■ Task instructions
Each line of the records below that holds "time" should be returned.

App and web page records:
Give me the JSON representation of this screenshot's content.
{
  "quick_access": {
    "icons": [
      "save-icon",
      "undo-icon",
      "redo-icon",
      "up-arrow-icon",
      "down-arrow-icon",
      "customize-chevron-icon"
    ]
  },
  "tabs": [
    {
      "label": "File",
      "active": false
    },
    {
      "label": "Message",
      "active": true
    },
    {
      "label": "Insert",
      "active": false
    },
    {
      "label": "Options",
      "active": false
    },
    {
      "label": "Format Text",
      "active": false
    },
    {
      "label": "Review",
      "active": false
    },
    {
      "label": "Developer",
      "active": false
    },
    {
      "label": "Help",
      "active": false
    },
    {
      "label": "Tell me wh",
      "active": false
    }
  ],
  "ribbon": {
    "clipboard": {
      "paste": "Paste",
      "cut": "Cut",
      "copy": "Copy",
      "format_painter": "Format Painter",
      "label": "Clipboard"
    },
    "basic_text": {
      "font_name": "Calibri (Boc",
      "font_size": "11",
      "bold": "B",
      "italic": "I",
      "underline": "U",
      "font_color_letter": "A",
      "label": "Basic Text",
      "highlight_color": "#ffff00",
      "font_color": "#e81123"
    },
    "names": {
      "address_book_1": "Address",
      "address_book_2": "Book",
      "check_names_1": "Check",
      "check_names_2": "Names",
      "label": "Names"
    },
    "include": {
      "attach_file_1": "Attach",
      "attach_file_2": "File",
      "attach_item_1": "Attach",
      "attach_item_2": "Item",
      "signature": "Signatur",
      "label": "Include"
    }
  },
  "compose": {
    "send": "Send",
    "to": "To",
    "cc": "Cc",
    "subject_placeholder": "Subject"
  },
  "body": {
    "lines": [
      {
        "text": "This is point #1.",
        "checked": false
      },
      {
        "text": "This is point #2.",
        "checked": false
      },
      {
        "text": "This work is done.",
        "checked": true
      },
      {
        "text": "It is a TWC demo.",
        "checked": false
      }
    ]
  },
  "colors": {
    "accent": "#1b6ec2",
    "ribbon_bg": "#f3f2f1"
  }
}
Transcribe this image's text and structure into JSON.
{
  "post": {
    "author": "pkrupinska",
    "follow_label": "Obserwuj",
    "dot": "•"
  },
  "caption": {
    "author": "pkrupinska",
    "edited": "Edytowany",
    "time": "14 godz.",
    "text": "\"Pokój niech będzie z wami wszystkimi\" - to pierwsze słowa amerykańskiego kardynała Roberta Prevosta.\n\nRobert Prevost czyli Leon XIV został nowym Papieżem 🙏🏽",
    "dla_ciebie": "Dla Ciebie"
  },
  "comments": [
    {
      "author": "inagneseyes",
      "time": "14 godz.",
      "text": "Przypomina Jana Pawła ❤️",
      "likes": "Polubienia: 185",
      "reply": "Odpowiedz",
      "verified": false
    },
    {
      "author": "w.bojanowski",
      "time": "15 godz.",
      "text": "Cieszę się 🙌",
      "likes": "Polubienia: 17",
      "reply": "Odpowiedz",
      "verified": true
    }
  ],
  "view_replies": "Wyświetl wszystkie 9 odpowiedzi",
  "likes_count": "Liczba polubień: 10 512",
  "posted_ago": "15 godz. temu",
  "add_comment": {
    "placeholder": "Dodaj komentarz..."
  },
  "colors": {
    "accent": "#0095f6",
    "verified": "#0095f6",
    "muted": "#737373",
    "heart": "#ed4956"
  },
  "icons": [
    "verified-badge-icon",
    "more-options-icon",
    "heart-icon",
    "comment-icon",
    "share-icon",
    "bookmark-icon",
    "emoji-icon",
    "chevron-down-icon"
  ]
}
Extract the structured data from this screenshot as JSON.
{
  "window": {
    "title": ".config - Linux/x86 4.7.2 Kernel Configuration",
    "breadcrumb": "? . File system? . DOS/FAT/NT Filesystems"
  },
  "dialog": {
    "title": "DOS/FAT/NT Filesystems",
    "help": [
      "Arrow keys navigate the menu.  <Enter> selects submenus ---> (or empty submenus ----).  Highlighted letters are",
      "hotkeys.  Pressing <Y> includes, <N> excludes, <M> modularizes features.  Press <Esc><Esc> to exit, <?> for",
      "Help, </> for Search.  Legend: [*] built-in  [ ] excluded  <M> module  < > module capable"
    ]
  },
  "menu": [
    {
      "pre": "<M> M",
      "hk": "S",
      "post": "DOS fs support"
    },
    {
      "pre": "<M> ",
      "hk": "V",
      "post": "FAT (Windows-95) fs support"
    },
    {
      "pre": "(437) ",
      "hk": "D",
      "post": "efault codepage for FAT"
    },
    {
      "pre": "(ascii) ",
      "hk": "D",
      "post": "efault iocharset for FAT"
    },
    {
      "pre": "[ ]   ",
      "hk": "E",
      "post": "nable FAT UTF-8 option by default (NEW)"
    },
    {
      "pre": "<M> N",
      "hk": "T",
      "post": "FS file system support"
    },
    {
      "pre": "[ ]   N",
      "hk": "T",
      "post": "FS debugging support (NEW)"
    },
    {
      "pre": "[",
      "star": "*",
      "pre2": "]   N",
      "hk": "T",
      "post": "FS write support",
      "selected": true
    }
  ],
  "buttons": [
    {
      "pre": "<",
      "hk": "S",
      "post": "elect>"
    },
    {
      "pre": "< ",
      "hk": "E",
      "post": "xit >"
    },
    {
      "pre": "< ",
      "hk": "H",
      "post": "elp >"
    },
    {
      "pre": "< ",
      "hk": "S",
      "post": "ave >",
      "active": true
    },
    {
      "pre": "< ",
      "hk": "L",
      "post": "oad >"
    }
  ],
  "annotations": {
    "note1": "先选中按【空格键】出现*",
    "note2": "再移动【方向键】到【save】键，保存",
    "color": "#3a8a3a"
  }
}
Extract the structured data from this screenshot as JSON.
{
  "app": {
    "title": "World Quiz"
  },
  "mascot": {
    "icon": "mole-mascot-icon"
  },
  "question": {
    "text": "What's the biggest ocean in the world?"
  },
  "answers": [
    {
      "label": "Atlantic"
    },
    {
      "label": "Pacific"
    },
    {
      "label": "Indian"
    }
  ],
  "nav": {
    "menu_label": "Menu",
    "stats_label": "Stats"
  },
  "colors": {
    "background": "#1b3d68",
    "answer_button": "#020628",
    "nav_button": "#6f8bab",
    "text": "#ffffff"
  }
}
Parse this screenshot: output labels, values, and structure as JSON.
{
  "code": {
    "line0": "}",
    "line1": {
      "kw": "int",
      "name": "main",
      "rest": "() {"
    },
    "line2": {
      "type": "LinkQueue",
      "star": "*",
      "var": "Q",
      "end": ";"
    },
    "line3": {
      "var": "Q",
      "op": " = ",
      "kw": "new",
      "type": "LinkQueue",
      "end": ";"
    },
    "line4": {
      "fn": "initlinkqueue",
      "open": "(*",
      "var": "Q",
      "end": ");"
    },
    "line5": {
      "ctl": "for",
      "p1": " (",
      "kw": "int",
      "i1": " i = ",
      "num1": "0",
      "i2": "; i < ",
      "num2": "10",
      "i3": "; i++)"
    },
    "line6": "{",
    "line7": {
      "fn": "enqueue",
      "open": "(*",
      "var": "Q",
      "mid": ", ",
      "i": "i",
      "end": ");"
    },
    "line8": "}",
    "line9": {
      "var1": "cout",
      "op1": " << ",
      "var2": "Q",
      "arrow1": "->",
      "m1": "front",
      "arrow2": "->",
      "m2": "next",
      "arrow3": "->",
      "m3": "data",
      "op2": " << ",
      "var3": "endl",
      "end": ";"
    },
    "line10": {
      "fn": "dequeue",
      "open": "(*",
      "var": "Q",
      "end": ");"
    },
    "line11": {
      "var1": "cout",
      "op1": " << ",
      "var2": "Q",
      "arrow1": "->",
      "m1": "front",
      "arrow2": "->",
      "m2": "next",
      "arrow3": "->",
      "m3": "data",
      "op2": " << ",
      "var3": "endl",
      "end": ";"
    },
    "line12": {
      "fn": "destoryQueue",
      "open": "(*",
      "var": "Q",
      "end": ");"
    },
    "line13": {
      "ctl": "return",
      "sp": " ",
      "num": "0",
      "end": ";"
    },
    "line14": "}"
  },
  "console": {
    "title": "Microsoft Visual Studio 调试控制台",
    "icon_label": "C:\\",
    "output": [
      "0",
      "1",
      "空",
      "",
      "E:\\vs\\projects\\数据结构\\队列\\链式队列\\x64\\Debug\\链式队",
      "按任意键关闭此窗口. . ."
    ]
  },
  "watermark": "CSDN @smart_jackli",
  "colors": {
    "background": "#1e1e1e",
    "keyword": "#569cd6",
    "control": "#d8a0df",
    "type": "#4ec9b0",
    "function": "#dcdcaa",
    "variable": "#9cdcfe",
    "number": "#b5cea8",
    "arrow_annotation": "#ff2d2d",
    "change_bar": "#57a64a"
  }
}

■ Solution below
    "time": "14 godz.",
      "time": "14 godz.",
      "time": "15 godz.",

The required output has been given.